And if I allow my heart to ponder that too often or too long, it consumes me.

So I am learning to take those anxious thoughts captive, learning to make them live in only a small corner of my mind instead of taking it over completely.

It takes effort and discipline, but it’s possible.  

I don’t have to live the rest of my days a quivering mess-

Read the rest here:  Dealing With Anxious Thoughts

Can’t You Just Fix This?

I’ve been sick the past couple days.

Nothing serious, just a bad cold but the fever, stuffy nose and body aches make everything

So.

Much.

Harder.

And it has reminded me why people flock to the doctor’s office or urgent care clinics on day 5 begging for a pill or shot or SOMETHING that will make them feel better.  Trouble is, viral colds can’t be cured by antibiotics.

But lots of folks refuse to believe that.

The only thing to do for the common cold is to treat the symptoms-drink fluids, get plenty of rest, eat healthy food and take vitamins or over the counter medications.

In other words-slow down, pay attention to what my body needs and take care of myself.

This rotten cold reminds me that on day 1,134 since Dominic left us, I wish there was a pill or a shot or SOMETHING that could make the pain and heartache of child loss go away. Trouble is, the only cure for missing my son is to hold him again.

But that won’t happen this side of heaven.

So the only thing I can do in the meanwhile is to acknowledge the pain, give myself space and time to do the work grief requires and choose to speak truth to my heart so that it can hold on until Jesus calls me home or He returns.

In other words-slow down, pay attention to what my body, soul and spirit need and take care of myself.

I’m not always the best patient when it comes to colds and sometimes I’m not willing to take my own good advice when it comes to grief.

I’m often tempted to ignore my need for rest.  I try to push harder, move faster, go further but it always ends badly.

This Valley is long and I want to finish well.

I’m going to try to be better at doing what it takes to make that happen.

let-yourself-rest

 

 

 

 

 

 

Head Above Water (Most of the Time)

Some days I go gangbusters-rip through my “To Do” list from top to bottom before lunchtime.

And some days I can barely get up out of the chair in the morning for a second cup of coffee.

It depends.

Most times I have no idea what throws me into a tailspin.

Oh, I’m prepared for the “circle the date on the calendar days” like Mother’s Day (coming up!), Dominic’s birthday, his heaven day and the holidays.
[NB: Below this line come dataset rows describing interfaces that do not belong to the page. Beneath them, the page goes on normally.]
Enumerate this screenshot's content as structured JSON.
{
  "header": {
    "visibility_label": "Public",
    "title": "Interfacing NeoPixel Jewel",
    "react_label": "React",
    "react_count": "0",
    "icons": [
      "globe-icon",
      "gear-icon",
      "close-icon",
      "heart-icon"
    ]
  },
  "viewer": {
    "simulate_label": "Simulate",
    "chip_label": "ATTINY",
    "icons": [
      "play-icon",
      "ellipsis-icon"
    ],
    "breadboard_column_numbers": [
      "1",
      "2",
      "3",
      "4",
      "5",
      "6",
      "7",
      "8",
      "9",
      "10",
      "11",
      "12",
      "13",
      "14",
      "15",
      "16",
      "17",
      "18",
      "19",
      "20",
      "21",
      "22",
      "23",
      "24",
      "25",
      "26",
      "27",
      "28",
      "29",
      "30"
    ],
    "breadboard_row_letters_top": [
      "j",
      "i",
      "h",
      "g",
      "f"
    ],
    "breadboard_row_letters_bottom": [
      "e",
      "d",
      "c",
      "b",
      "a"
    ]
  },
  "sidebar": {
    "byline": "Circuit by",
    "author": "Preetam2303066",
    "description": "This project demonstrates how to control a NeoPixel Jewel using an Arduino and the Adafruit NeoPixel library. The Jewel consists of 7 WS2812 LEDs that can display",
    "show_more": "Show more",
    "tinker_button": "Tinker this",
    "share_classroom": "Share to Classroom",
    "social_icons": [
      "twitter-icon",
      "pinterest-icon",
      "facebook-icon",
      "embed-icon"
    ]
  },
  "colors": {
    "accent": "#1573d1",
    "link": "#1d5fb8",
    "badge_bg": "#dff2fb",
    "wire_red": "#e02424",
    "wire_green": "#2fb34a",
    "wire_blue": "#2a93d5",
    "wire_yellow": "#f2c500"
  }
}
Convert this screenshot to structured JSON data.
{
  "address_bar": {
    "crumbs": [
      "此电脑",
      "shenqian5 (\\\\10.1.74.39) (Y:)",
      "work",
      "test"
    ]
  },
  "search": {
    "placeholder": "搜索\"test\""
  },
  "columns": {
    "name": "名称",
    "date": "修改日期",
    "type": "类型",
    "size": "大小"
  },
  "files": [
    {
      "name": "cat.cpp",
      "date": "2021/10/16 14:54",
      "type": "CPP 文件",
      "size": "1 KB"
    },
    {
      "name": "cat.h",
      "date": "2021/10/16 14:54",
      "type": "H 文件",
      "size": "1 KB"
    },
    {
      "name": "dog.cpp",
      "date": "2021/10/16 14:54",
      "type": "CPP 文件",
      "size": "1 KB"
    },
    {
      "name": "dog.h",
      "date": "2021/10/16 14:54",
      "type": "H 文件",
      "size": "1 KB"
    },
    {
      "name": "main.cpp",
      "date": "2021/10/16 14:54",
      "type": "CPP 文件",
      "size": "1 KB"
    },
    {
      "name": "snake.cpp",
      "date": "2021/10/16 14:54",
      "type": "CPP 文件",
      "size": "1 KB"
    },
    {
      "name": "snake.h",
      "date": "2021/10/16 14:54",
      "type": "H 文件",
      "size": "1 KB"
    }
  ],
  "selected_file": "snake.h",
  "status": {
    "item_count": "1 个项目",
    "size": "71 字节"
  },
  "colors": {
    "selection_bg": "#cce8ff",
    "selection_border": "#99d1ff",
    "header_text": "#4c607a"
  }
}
But there are random, not-special-occasion-days that plunge my head under a grief wave that I did not see coming.

Maybe it’s the smell of cut grass through an open window or the sound of a motorcycle thrumming at the end of our lane or the sight of trees full of leaves (again-another season he isn’t here).  I really don’t know.

The drowning feeling may last five minutes or five hours.  All I can do is go with it and hope the wave spits me out sooner rather than later.

And they DO pass.

My heart is always tender, always aware of missing Dominic.  But it is better able to join in laughter and celebration than it was even six months ago.

I no longer feel as if I am drowning every moment of every day with only a gasp of air now and then.

Instead I feel like I’m swimming-tired and often out of-sight of shore-but managing most of the time to keep my head above water.

Grief waves come.  They will always come.  I have to endure the choking, sputtering, frightening, drowning feeling when they do.

But they are not the only thing I feel now.

And for that, I am very grateful.

be-thankful-for-today-change-in-one-moment

 

Repost: Love Doesn’t End

I know that others want desperately me to be “better”.  They want me to be happy and carefree and back to the Melanie they knew before child loss.

And not just for their sake, for mine too.  

It’s hard to watch someone you care about in pain.

But my reality has been forever changed.

Read the rest here:  Love Doesn’t End